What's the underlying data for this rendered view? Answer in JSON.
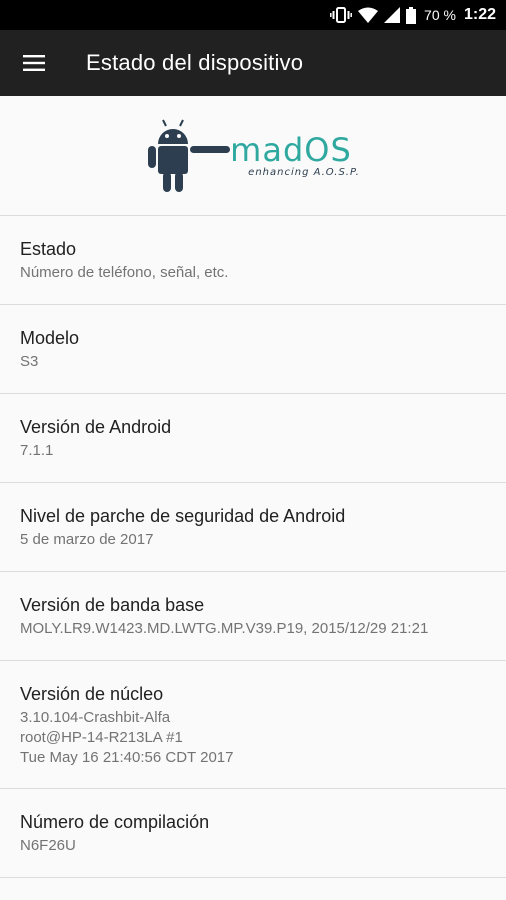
{
  "status_bar": {
    "icons": [
      "vibrate-icon",
      "wifi-icon",
      "cell-signal-icon",
      "battery-icon"
    ],
    "battery_percent": "70 %",
    "time": "1:22"
  },
  "app_bar": {
    "title": "Estado del dispositivo",
    "menu_icon": "hamburger-menu-icon"
  },
  "logo": {
    "word": "madOS",
    "tagline": "enhancing A.O.S.P.",
    "colors": {
      "robot": "#2c3e50",
      "word": "#2fa9a0"
    }
  },
  "items": [
    {
      "title": "Estado",
      "summary": "Número de teléfono, señal, etc."
    },
    {
      "title": "Modelo",
      "summary": "S3"
    },
    {
      "title": "Versión de Android",
      "summary": "7.1.1"
    },
    {
      "title": "Nivel de parche de seguridad de Android",
      "summary": "5 de marzo de 2017"
    },
    {
      "title": "Versión de banda base",
      "summary": "MOLY.LR9.W1423.MD.LWTG.MP.V39.P19, 2015/12/29 21:21"
    },
    {
      "title": "Versión de núcleo",
      "summary_lines": [
        "3.10.104-Crashbit-Alfa",
        "root@HP-14-R213LA #1",
        "Tue May 16 21:40:56 CDT 2017"
      ]
    },
    {
      "title": "Número de compilación",
      "summary": "N6F26U"
    }
  ],
  "colors": {
    "app_bar": "#212121",
    "status_bar": "#000000",
    "background": "#fafafa",
    "divider": "#dcdcdc"
  }
}
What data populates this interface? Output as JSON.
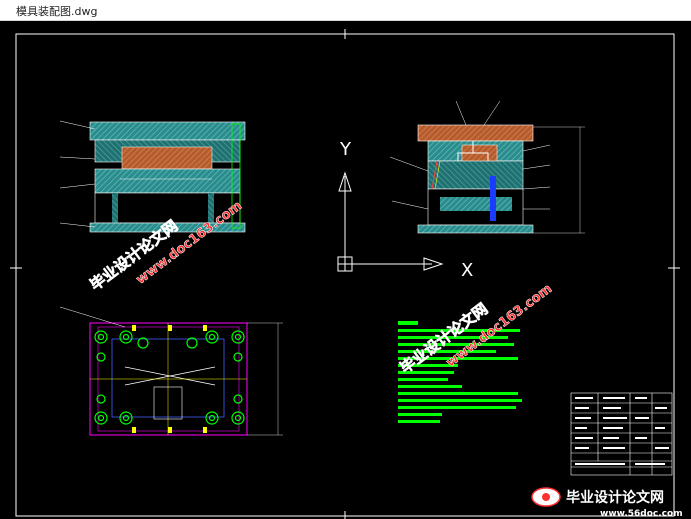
{
  "window": {
    "title": "模具装配图.dwg"
  },
  "axes": {
    "y_label": "Y",
    "x_label": "X"
  },
  "watermarks": {
    "site_cn": "毕业设计论文网",
    "site_url": "www.doc163.com",
    "footer_cn": "毕业设计论文网",
    "footer_url": "www.56doc.com"
  },
  "colors": {
    "canvas_bg": "#000000",
    "frame": "#ffffff",
    "mold_plate": "#2a8c8c",
    "mold_hatch": "#5fb0b0",
    "hot_plate": "#c0683a",
    "outline": "#ff00ff",
    "green_line": "#00ff00",
    "yellow_line": "#ffff00",
    "blue_line": "#4060ff",
    "watermark": "#ff3030"
  },
  "icons": {
    "ucs": "ucs-icon",
    "logo": "site-logo-icon"
  }
}
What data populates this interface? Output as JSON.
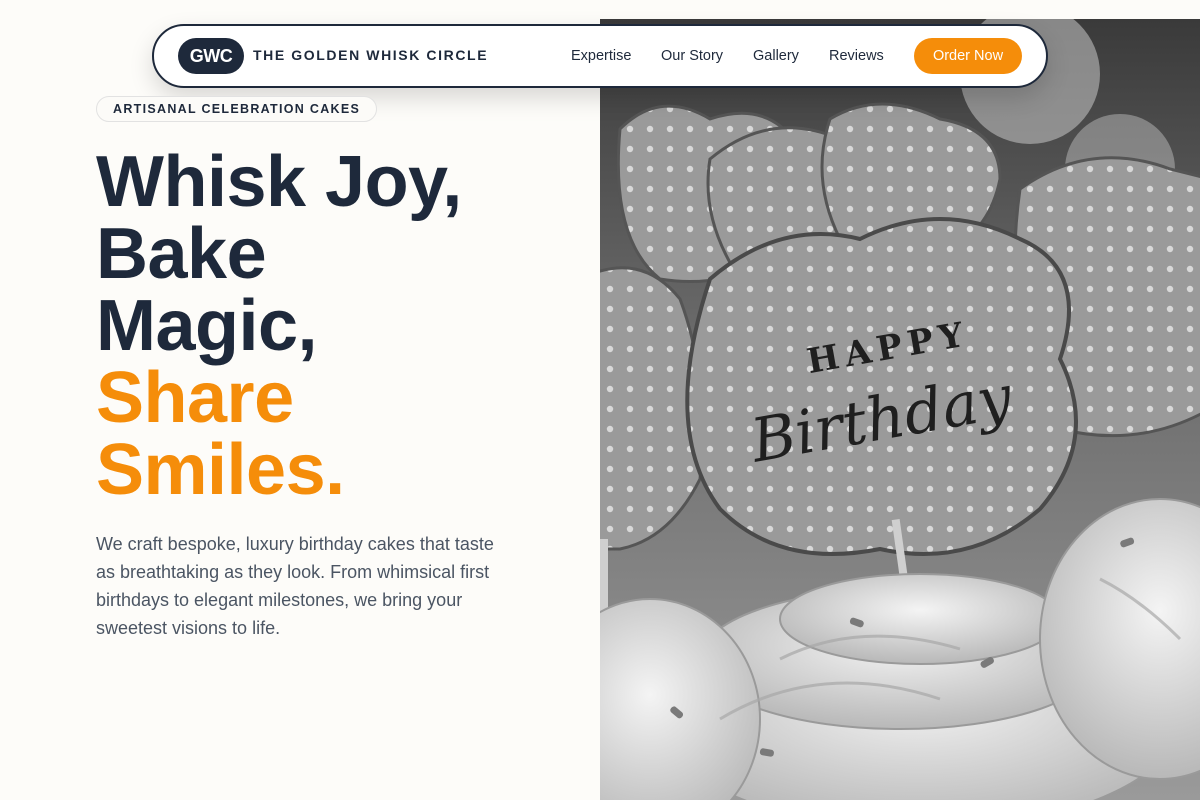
{
  "nav": {
    "logo_text": "GWC",
    "brand_name": "THE GOLDEN WHISK CIRCLE",
    "links": [
      "Expertise",
      "Our Story",
      "Gallery",
      "Reviews"
    ],
    "cta_label": "Order Now"
  },
  "hero": {
    "eyebrow": "ARTISANAL CELEBRATION CAKES",
    "headline_lines": [
      "Whisk Joy,",
      "Bake",
      "Magic,"
    ],
    "headline_accent_lines": [
      "Share",
      "Smiles."
    ],
    "description": "We craft bespoke, luxury birthday cakes that taste as breathtaking as they look. From whimsical first birthdays to elegant milestones, we bring your sweetest visions to life.",
    "image": {
      "topper_text_small": "HAPPY",
      "topper_text_script": "Birthday"
    }
  },
  "colors": {
    "primary": "#1e293b",
    "accent": "#f58d0a",
    "background": "#fdfcf9",
    "body_text": "#4b5563"
  }
}
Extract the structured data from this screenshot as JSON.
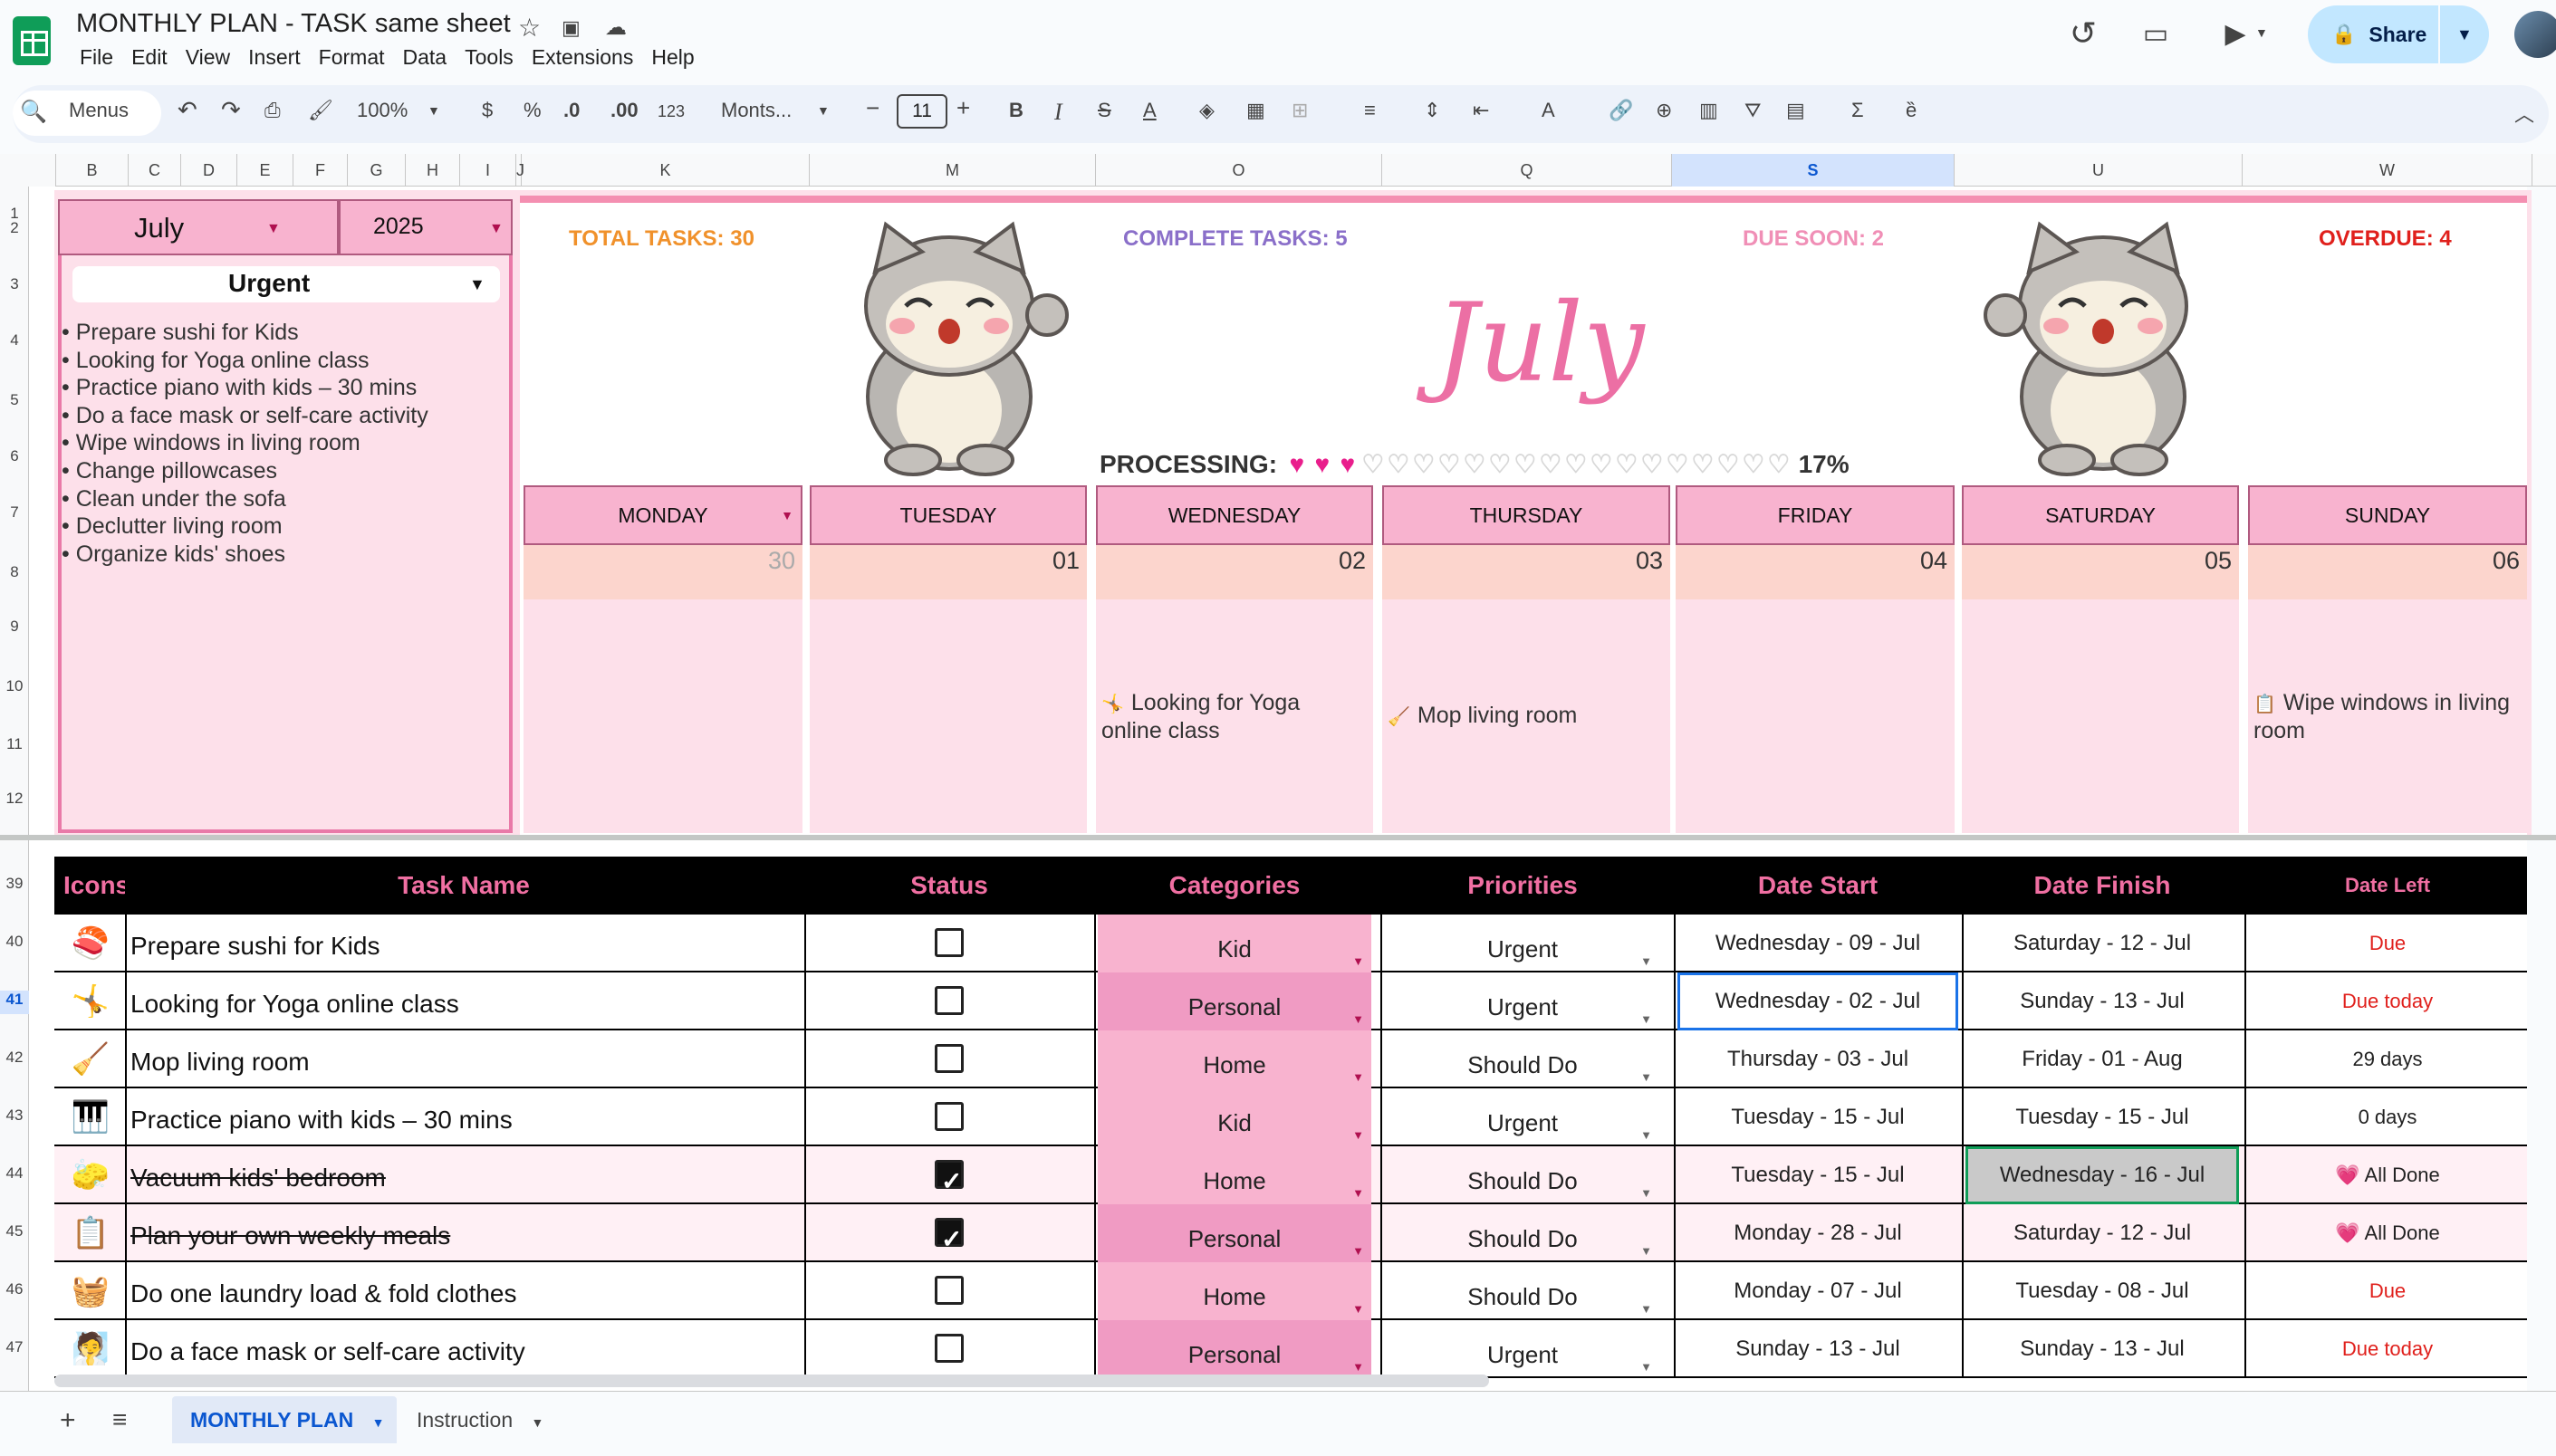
{
  "app": {
    "doc_title": "MONTHLY PLAN - TASK same sheet",
    "menu": [
      "File",
      "Edit",
      "View",
      "Insert",
      "Format",
      "Data",
      "Tools",
      "Extensions",
      "Help"
    ],
    "share_label": "Share"
  },
  "toolbar": {
    "search_label": "Menus",
    "zoom": "100%",
    "currency": "$",
    "percent": "%",
    "dec_less": ".0",
    "dec_more": ".00",
    "number_format": "123",
    "font": "Monts...",
    "font_size": "11"
  },
  "columns": [
    "B",
    "C",
    "D",
    "E",
    "F",
    "G",
    "H",
    "I",
    "J",
    "K",
    "M",
    "O",
    "Q",
    "S",
    "U",
    "W"
  ],
  "rows_top": [
    "1",
    "2",
    "3",
    "4",
    "5",
    "6",
    "7",
    "8",
    "9",
    "10",
    "11",
    "12"
  ],
  "rows_bottom": [
    "39",
    "40",
    "41",
    "42",
    "43",
    "44",
    "45",
    "46",
    "47"
  ],
  "left_panel": {
    "month": "July",
    "year": "2025",
    "filter": "Urgent",
    "urgent_tasks": [
      "• Prepare sushi for Kids",
      "• Looking for Yoga online class",
      "• Practice piano with kids – 30 mins",
      "• Do a face mask or self-care activity",
      "• Wipe windows in living room",
      "• Change pillowcases",
      "• Clean under the sofa",
      "• Declutter living room",
      "• Organize kids' shoes"
    ]
  },
  "stats": {
    "total": "TOTAL TASKS: 30",
    "complete": "COMPLETE TASKS: 5",
    "due_soon": "DUE SOON: 2",
    "overdue": "OVERDUE: 4",
    "total_color": "#f0912b",
    "complete_color": "#8a6fc9",
    "due_soon_color": "#f08fb6",
    "overdue_color": "#e0201c"
  },
  "calendar": {
    "big_month": "July",
    "processing_label": "PROCESSING:",
    "processing_percent": "17%",
    "progress_fraction": 0.17,
    "hearts_filled": 3,
    "hearts_total": 20,
    "days": [
      "MONDAY",
      "TUESDAY",
      "WEDNESDAY",
      "THURSDAY",
      "FRIDAY",
      "SATURDAY",
      "SUNDAY"
    ],
    "dates": [
      "30",
      "01",
      "02",
      "03",
      "04",
      "05",
      "06"
    ],
    "tasks": {
      "wednesday": "Looking for Yoga online class",
      "thursday": "Mop living room",
      "sunday": "Wipe windows in living room"
    }
  },
  "table": {
    "headers": [
      "Icons",
      "Task Name",
      "Status",
      "Categories",
      "Priorities",
      "Date Start",
      "Date Finish",
      "Date Left"
    ],
    "rows": [
      {
        "icon": "🍣",
        "name": "Prepare sushi for Kids",
        "done": false,
        "category": "Kid",
        "priority": "Urgent",
        "start": "Wednesday - 09 - Jul",
        "finish": "Saturday - 12 - Jul",
        "left": "Due"
      },
      {
        "icon": "🤸",
        "name": "Looking for Yoga online class",
        "done": false,
        "category": "Personal",
        "priority": "Urgent",
        "start": "Wednesday - 02 - Jul",
        "finish": "Sunday - 13 - Jul",
        "left": "Due today"
      },
      {
        "icon": "🧹",
        "name": "Mop living room",
        "done": false,
        "category": "Home",
        "priority": "Should Do",
        "start": "Thursday - 03 - Jul",
        "finish": "Friday - 01 - Aug",
        "left": "29 days"
      },
      {
        "icon": "🎹",
        "name": "Practice piano with kids – 30 mins",
        "done": false,
        "category": "Kid",
        "priority": "Urgent",
        "start": "Tuesday - 15 - Jul",
        "finish": "Tuesday - 15 - Jul",
        "left": "0 days"
      },
      {
        "icon": "🧽",
        "name": "Vacuum kids' bedroom",
        "done": true,
        "category": "Home",
        "priority": "Should Do",
        "start": "Tuesday - 15 - Jul",
        "finish": "Wednesday - 16 - Jul",
        "left": "💗 All Done"
      },
      {
        "icon": "📋",
        "name": "Plan your own weekly meals",
        "done": true,
        "category": "Personal",
        "priority": "Should Do",
        "start": "Monday - 28 - Jul",
        "finish": "Saturday - 12 - Jul",
        "left": "💗 All Done"
      },
      {
        "icon": "🧺",
        "name": "Do one laundry load & fold clothes",
        "done": false,
        "category": "Home",
        "priority": "Should Do",
        "start": "Monday - 07 - Jul",
        "finish": "Tuesday - 08 - Jul",
        "left": "Due"
      },
      {
        "icon": "🧖",
        "name": "Do a face mask or self-care activity",
        "done": false,
        "category": "Personal",
        "priority": "Urgent",
        "start": "Sunday - 13 - Jul",
        "finish": "Sunday - 13 - Jul",
        "left": "Due today"
      }
    ]
  },
  "tabs": {
    "active": "MONTHLY PLAN",
    "other": "Instruction"
  }
}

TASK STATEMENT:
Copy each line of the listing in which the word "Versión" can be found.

SOLUTION FOR THIS TASK:
      "title": "Versión de Android",
      "title": "Versión de banda base",
      "title": "Versión de núcleo",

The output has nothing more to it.